But as soon as she’s performing, it’s about the audience.

“I very much believe that if you are the only person getting a piece of art, and your audience can’t get it, then you’re wasting their time,” she said.

McGinnis also said she usually has a purpose when performing a piece. With her "English Class" poem, which details Zelda Fitzgerald's turbulent marriage with her husband, F. Scott Fitzgerald, McGinnis said she initially thought she was performing it to honor Zelda, but life experiences have made it more personal.

“I usually try to think who or what (the poem) is for and just draw myself into that place," she said.

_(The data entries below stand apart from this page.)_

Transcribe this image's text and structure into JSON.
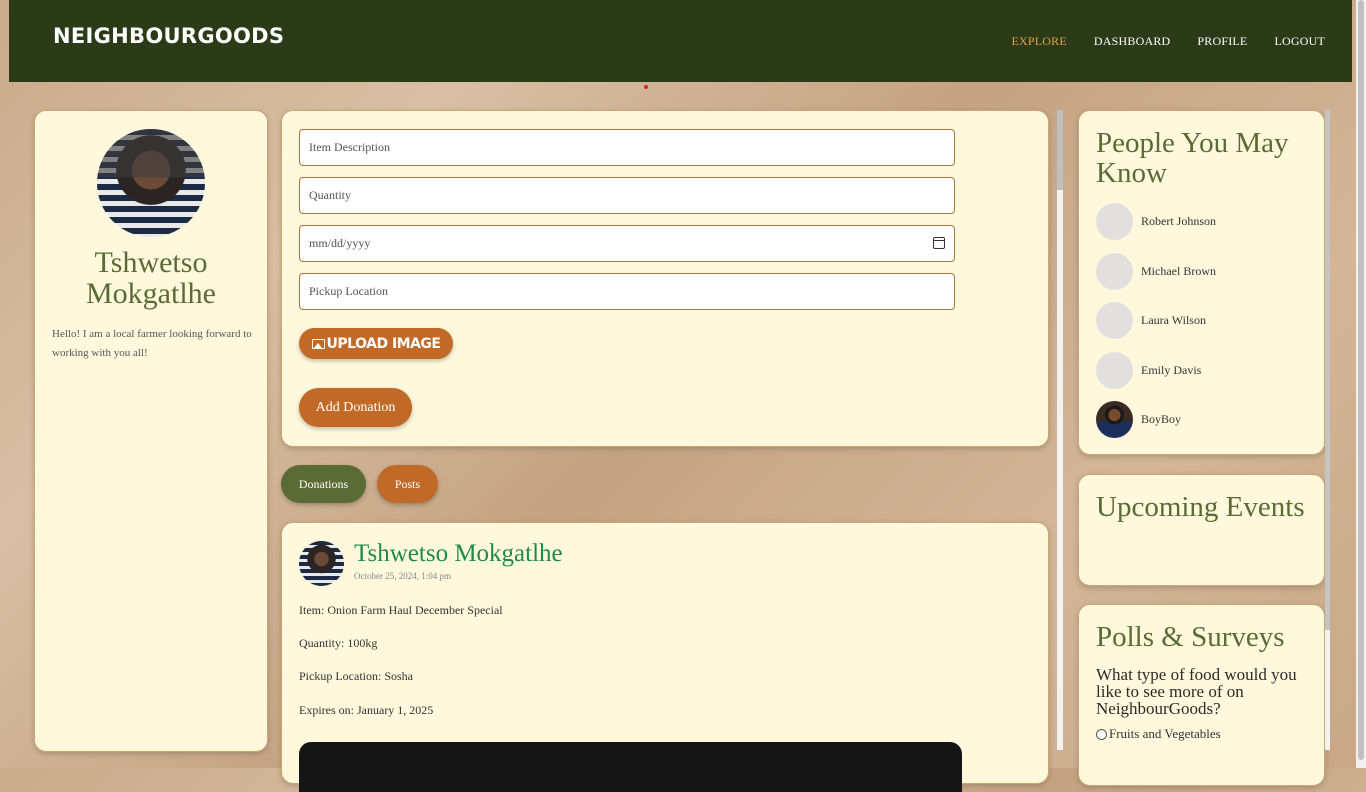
{
  "header": {
    "brand": "NEIGHBOURGOODS",
    "nav": [
      {
        "label": "EXPLORE",
        "active": true
      },
      {
        "label": "DASHBOARD",
        "active": false
      },
      {
        "label": "PROFILE",
        "active": false
      },
      {
        "label": "LOGOUT",
        "active": false
      }
    ]
  },
  "profile": {
    "name": "Tshwetso Mokgatlhe",
    "bio": "Hello! I am a local farmer looking forward to working with you all!"
  },
  "form": {
    "description_placeholder": "Item Description",
    "quantity_placeholder": "Quantity",
    "date_placeholder": "mm/dd/yyyy",
    "location_placeholder": "Pickup Location",
    "upload_label": "UPLOAD IMAGE",
    "add_label": "Add Donation"
  },
  "tabs": {
    "donations": "Donations",
    "posts": "Posts"
  },
  "post": {
    "author": "Tshwetso Mokgatlhe",
    "date": "October 25, 2024, 1:04 pm",
    "item": "Item: Onion Farm Haul December Special",
    "quantity": "Quantity: 100kg",
    "location": "Pickup Location: Sosha",
    "expires": "Expires on: January 1, 2025"
  },
  "people": {
    "title": "People You May Know",
    "list": [
      {
        "name": "Robert Johnson"
      },
      {
        "name": "Michael Brown"
      },
      {
        "name": "Laura Wilson"
      },
      {
        "name": "Emily Davis"
      },
      {
        "name": "BoyBoy"
      }
    ]
  },
  "events": {
    "title": "Upcoming Events"
  },
  "polls": {
    "title": "Polls & Surveys",
    "question": "What type of food would you like to see more of on NeighbourGoods?",
    "options": [
      "Fruits and Vegetables"
    ]
  },
  "colors": {
    "header_bg": "#2b3a17",
    "accent_orange": "#c16a28",
    "accent_olive": "#5b6b35",
    "card_bg": "#fff8dc",
    "author_green": "#1e8a4d"
  }
}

McGinnis is an English major at the University of Utah, where she’ll be a sophomore in the fall. Since performing at last year's NPS, she's been published in Voicemail Poems and Rising Phoenix Press. One of her poems in Rising Phoenix press called "Medusa Writes for Teen Vogue" was recently nominated for Sundress Publications' Best of Net awards. Since last September, she's coached Skyline High School's slam poetry team once a week. She hopes to one day write television scripts or be a college professor.

“My dream of all dreams is to have my work studied in a college or high school classroom one day,” she said. “I really want people to sit down and dissect my work.”